On Marketplace, listen to Sarah Milov discuss how grassroots nonsmokers’ rights groups forced consideration of anti-smoking regulation in the workplace during an era when American companies sought to increase their international competitiveness—and the federal government was primarily concerned with regulating on behalf of Big Tobacco:
“Vaping gets all the attention now, but Milov’s thorough study reminds us that smoking has always intersected with the government, for better or worse.”—New York Times Book Review
“A nuanced and ultimately devastating indictment of government complicity with the worst excesses of American capitalism.”—New Republic
“An impressive work of scholarship evincing years of spadework… A well-told story.”—Wall Street Journal
“If you want to know what the smoke-filled rooms of midcentury America were really like, this is the book to read.”—Los Angeles Review of Books
From Jamestown to the Marlboro Man, tobacco has powered America’s economy and shaped some of its most enduring myths. The story of tobacco’s rise and fall may seem simple enough—a tale of science triumphing over corporate greed—but the truth is more complicated.
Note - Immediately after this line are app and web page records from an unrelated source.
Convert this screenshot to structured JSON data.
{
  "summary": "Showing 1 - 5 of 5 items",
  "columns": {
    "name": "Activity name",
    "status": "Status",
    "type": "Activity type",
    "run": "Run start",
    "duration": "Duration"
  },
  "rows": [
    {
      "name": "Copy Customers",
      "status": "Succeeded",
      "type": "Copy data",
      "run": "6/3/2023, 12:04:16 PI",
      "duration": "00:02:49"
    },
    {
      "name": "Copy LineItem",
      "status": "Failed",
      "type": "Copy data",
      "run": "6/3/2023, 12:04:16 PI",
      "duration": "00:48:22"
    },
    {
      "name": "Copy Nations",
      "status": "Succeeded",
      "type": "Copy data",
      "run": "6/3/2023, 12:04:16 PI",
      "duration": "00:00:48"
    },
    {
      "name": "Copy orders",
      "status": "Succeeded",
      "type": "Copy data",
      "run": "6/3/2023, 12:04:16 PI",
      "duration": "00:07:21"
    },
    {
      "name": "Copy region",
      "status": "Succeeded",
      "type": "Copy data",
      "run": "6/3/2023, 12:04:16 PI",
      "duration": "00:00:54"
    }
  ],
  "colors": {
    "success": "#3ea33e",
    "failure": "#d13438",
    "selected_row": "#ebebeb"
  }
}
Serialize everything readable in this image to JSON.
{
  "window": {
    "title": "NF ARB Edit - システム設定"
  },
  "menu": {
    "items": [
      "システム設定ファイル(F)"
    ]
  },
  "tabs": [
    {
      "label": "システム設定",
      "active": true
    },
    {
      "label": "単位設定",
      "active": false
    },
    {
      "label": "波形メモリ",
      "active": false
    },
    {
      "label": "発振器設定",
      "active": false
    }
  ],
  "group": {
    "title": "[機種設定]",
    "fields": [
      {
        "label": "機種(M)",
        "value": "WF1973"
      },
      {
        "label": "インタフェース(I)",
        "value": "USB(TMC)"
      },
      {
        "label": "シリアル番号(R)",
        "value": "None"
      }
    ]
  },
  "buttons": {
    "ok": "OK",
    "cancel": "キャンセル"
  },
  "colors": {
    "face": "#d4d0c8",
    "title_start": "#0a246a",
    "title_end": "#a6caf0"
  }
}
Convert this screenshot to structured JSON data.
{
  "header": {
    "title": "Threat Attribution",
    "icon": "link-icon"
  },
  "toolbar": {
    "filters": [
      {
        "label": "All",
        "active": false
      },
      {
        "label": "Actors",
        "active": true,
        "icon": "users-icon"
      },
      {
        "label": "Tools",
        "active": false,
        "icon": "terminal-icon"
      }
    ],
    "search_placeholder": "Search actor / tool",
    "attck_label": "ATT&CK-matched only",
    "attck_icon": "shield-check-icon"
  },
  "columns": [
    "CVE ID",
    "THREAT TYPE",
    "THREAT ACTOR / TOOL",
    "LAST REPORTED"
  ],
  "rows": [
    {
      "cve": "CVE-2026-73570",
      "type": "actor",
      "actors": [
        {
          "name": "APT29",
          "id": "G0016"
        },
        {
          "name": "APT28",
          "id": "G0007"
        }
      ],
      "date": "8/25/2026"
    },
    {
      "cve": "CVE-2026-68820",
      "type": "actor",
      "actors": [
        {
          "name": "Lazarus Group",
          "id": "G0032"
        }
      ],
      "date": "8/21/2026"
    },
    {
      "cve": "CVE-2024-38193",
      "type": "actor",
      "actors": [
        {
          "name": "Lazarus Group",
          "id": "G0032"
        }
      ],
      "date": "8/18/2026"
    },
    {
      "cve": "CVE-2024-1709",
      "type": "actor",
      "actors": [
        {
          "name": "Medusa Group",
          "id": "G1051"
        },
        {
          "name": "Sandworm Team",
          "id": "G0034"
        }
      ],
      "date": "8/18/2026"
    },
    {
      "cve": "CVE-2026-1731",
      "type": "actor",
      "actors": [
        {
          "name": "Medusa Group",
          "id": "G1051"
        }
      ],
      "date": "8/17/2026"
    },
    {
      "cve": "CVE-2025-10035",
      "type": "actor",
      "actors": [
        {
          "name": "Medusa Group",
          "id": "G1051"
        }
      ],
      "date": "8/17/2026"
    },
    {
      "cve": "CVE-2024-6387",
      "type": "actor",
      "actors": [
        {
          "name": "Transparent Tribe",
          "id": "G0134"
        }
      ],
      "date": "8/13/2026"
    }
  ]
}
After the Great Depression, government officials and tobacco farmers worked hand in hand to ensure that regulation was used to promote tobacco rather than protect consumers. As evidence of the connection between cigarettes and cancer grew, scientists struggled to secure federal regulation in the name of public health. What turned the tide, Sarah Milov reveals, was a new kind of politics: a movement for nonsmokers’ rights. Activists took to the courts, the streets, city councils, and boardrooms to argue for smoke-free workplaces and allied with scientists to lobby elected officials. The Cigarette puts politics back at the heart of tobacco’s rise and fall, dramatizing the battles over corporate influence, individual choice, government regulation, and science.